# [DATA PROVIDED]
::::

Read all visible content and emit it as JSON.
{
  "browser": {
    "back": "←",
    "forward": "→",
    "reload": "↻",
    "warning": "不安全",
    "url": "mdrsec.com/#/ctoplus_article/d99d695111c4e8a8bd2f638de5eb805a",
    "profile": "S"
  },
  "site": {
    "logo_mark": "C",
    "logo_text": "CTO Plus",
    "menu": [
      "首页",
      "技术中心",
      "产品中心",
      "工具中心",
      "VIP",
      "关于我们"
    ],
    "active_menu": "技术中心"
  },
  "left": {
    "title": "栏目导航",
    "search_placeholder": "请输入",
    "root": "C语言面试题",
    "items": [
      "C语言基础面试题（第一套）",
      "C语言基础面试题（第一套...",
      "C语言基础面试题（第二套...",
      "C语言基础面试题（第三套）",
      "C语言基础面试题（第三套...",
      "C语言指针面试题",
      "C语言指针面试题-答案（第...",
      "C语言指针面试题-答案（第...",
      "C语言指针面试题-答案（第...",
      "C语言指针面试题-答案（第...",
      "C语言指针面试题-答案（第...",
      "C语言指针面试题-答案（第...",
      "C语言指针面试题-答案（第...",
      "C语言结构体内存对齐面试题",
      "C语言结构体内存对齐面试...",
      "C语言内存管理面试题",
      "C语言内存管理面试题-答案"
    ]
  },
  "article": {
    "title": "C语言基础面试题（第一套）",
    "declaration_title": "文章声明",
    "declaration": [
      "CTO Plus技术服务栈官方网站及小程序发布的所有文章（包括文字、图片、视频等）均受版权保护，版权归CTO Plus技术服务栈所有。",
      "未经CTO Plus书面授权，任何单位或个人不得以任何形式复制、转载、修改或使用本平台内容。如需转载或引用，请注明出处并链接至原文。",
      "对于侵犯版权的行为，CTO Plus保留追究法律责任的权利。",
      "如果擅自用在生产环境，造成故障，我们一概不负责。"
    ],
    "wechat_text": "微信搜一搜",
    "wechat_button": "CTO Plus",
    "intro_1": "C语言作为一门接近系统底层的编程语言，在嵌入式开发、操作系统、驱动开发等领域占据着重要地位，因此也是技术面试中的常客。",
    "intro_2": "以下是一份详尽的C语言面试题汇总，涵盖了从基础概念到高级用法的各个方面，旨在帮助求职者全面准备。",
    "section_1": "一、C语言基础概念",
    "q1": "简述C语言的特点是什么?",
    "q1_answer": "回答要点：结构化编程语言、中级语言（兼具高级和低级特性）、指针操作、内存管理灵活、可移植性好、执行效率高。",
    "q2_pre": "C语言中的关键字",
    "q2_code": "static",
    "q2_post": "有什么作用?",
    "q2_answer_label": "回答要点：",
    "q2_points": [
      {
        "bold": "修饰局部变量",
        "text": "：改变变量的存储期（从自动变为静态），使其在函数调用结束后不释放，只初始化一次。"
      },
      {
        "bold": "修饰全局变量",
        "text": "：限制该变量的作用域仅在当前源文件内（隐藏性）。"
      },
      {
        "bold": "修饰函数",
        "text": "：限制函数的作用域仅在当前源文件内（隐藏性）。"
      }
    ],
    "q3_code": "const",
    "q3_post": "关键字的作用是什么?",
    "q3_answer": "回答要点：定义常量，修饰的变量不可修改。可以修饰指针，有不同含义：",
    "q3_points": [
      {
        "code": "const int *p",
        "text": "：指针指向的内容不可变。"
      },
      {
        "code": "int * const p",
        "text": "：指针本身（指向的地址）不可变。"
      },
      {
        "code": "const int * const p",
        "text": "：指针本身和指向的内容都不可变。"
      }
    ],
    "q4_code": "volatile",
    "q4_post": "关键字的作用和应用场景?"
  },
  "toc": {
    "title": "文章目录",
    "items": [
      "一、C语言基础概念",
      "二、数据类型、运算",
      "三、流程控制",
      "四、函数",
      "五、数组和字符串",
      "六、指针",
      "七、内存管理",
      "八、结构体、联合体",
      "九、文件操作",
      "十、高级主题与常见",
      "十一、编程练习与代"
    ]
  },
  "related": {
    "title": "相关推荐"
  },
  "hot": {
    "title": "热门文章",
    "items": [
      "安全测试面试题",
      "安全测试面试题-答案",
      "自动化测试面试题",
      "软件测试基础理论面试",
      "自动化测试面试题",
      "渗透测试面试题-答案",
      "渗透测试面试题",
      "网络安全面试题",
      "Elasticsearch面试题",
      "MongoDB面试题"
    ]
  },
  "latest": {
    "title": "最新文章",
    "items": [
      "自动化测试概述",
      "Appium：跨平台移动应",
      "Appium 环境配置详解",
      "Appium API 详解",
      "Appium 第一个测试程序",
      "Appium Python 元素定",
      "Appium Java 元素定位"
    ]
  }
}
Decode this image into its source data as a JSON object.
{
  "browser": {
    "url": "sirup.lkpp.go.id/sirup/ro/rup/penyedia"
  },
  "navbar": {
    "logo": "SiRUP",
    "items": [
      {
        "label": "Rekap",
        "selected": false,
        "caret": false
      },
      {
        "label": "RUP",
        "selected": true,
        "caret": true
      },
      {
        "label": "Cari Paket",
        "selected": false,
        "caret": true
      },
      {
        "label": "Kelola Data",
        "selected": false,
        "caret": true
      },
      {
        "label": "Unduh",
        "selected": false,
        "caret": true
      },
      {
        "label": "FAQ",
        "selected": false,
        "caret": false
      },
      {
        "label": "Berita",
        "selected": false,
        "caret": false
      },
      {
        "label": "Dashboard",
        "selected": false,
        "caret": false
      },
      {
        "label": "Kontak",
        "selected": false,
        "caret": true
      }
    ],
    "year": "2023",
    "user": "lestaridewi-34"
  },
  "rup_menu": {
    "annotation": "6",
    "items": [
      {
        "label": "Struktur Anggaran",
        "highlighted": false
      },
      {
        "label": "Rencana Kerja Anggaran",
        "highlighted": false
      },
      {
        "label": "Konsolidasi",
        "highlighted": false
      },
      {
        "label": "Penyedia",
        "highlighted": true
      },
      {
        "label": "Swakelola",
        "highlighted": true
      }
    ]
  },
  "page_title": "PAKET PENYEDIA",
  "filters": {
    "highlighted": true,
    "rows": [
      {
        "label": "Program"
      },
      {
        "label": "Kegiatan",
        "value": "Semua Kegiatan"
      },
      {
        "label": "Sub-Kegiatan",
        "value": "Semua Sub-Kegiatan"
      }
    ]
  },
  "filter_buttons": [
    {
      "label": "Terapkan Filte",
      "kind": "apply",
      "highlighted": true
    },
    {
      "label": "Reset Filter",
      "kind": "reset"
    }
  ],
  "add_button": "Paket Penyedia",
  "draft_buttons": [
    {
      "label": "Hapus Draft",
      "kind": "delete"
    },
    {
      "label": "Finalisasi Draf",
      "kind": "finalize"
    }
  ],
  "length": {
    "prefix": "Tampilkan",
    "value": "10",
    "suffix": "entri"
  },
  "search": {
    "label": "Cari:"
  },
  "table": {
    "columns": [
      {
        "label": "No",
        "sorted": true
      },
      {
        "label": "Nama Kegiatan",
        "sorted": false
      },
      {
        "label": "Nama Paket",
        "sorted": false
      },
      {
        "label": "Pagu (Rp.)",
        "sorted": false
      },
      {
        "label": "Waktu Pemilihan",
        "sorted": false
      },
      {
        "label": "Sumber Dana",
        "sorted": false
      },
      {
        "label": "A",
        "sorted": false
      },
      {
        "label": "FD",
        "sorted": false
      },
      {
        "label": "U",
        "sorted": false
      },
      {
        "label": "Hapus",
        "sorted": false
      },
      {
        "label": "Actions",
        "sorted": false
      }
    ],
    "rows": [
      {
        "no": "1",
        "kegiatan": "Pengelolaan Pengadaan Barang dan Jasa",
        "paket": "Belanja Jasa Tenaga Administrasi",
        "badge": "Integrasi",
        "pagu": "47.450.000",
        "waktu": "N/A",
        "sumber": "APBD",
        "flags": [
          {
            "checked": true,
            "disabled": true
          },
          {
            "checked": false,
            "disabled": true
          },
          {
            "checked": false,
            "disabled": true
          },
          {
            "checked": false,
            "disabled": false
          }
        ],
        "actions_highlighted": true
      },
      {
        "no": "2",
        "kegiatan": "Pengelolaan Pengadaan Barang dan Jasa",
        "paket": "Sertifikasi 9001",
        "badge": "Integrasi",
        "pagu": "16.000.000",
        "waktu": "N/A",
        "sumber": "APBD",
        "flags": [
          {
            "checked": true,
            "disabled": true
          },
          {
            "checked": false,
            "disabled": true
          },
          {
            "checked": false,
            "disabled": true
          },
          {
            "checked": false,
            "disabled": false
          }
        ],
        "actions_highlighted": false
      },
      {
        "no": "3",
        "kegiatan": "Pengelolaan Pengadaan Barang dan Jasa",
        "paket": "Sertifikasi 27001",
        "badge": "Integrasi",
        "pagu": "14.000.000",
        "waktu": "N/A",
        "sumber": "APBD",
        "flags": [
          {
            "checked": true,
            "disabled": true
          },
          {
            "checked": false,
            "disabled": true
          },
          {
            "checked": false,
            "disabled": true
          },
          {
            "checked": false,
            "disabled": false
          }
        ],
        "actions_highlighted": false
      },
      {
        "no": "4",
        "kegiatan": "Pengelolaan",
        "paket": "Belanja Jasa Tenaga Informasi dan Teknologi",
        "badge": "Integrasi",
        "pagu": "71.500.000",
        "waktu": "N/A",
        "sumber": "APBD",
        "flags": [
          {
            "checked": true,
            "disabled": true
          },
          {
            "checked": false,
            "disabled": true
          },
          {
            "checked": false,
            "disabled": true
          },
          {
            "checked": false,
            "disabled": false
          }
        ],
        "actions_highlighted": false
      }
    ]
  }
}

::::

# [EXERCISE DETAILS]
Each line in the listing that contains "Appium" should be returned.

# [EXERCISE ANSWER]
      "Appium：跨平台移动应",
      "Appium 环境配置详解",
      "Appium API 详解",
      "Appium 第一个测试程序",
      "Appium Python 元素定",
      "Appium Java 元素定位"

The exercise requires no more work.